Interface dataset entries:
+++
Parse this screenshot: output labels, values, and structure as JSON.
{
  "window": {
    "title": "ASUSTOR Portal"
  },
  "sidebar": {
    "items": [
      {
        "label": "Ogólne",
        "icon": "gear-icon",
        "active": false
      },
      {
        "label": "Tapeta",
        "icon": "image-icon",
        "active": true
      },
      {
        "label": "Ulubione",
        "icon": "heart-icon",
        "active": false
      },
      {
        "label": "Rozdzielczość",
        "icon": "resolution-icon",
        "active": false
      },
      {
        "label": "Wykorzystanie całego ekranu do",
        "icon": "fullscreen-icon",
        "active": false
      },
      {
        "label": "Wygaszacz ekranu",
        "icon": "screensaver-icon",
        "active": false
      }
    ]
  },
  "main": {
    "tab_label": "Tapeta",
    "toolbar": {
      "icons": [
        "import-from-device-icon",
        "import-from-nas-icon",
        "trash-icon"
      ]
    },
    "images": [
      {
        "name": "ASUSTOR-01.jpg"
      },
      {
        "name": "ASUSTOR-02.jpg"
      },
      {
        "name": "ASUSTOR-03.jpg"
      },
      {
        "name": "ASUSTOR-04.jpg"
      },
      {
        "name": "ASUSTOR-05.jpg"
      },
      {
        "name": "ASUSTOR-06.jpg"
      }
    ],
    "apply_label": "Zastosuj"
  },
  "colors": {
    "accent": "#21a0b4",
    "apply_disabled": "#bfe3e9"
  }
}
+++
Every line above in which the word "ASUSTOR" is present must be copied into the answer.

    "title": "ASUSTOR Portal"
        "name": "ASUSTOR-01.jpg"
        "name": "ASUSTOR-02.jpg"
        "name": "ASUSTOR-03.jpg"
        "name": "ASUSTOR-04.jpg"
        "name": "ASUSTOR-05.jpg"
        "name": "ASUSTOR-06.jpg"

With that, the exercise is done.